BT was rocked by a backlash over pay yesterday as Gavin Patterson’s reign as chief executive limped towards its sorry end.
At a downbeat annual general meeting in Edinburgh, more than a third of shareholders – or 34.2 per cent – voted against the company’s remuneration report after Patterson was given a £962,000 pay rise.
The 50-year-old father of four trousered a total of £2.3million last year, including a £1.3million bonus, taking his earnings since becoming chief executive in September 2013 to £16.5million.
In that time, BT shares have fallen around 30 per cent, wiping £10billion off the value of the company in a bruising setback to shareholders.
Patterson was heavily criticised for ploughing billions into TV sports rights while leaving customers with sluggish internet and poor service.
His tenure was also blemished by a £530million accounting scandal in Italy.
In May, Patterson unveiled a turnaround plan that included the loss of 13,000 jobs – but just a month later he was axed by new chairman Jan Du Plessis after investors made it clear they had lost confidence in him.
At yesterday’s meeting, Du Plessis, 64, tried to draw a line under the problems of recent years and set out his vision of the company’s future.
The South African repeatedly apologised to shareholders and admitted BT needed to improve.
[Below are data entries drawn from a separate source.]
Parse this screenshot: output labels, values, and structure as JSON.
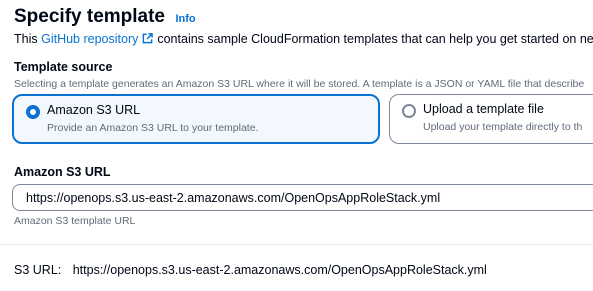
{
  "header": {
    "title": "Specify template",
    "info_link": "Info"
  },
  "description": {
    "prefix": "This ",
    "link_text": "GitHub repository",
    "suffix": "contains sample CloudFormation templates that can help you get started on ne"
  },
  "template_source": {
    "label": "Template source",
    "description": "Selecting a template generates an Amazon S3 URL where it will be stored. A template is a JSON or YAML file that describe",
    "options": [
      {
        "title": "Amazon S3 URL",
        "description": "Provide an Amazon S3 URL to your template.",
        "selected": true
      },
      {
        "title": "Upload a template file",
        "description": "Upload your template directly to th",
        "selected": false
      }
    ]
  },
  "s3_field": {
    "label": "Amazon S3 URL",
    "value": "https://openops.s3.us-east-2.amazonaws.com/OpenOpsAppRoleStack.yml",
    "help": "Amazon S3 template URL"
  },
  "s3_url_summary": {
    "label": "S3 URL:",
    "value": "https://openops.s3.us-east-2.amazonaws.com/OpenOpsAppRoleStack.yml"
  },
  "colors": {
    "link": "#0972d3",
    "selected_border": "#0972d3",
    "selected_bg": "#f2f8fd",
    "muted_text": "#5f6b7a",
    "border": "#7d8998"
  },
  "icons": {
    "external_link": "external-link-icon"
  }
}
He said the company wanted customers to be able to get online at all times without interruption.
Speaking on the sidelines of the AGM, Du Plessis claimed the chief executive deserved the pay for dealing with issues such as a broadband pricing battle with Ofcom, closing its final salary pension scheme and striking a content-sharing deal with rival Sky.
He added: ‘I believe we made the right decision to pay him appropriately for what he did last year.’
Patterson is staying on while Du Plessis leads a global search to find his successor.
The chairman said he ideally wanted an outside candidate with experience in the telecoms or tech industries, although a hire from within BT has not been ruled out. He aims to find someone in the second half of the year.
Yesterday Du Plessis and Patterson also set out their vision for a more modern BT. Patterson said he still firmly believed in the decisions he had made as chief executive, which included betting big on a new sports channel to help fight off rival Sky.
But ahead of yesterday’s meeting, several shareholder advisory groups – including ISS and Pirc – urged investors to vote down the award, branding it excessive.
A spokesman for Pirc said: ‘The company’s recent poor share performance, the decision to cut 13,000 jobs … and the losses brought about by BT Italy’s accounting practices are not reflected in the chief executive’s remuneration.’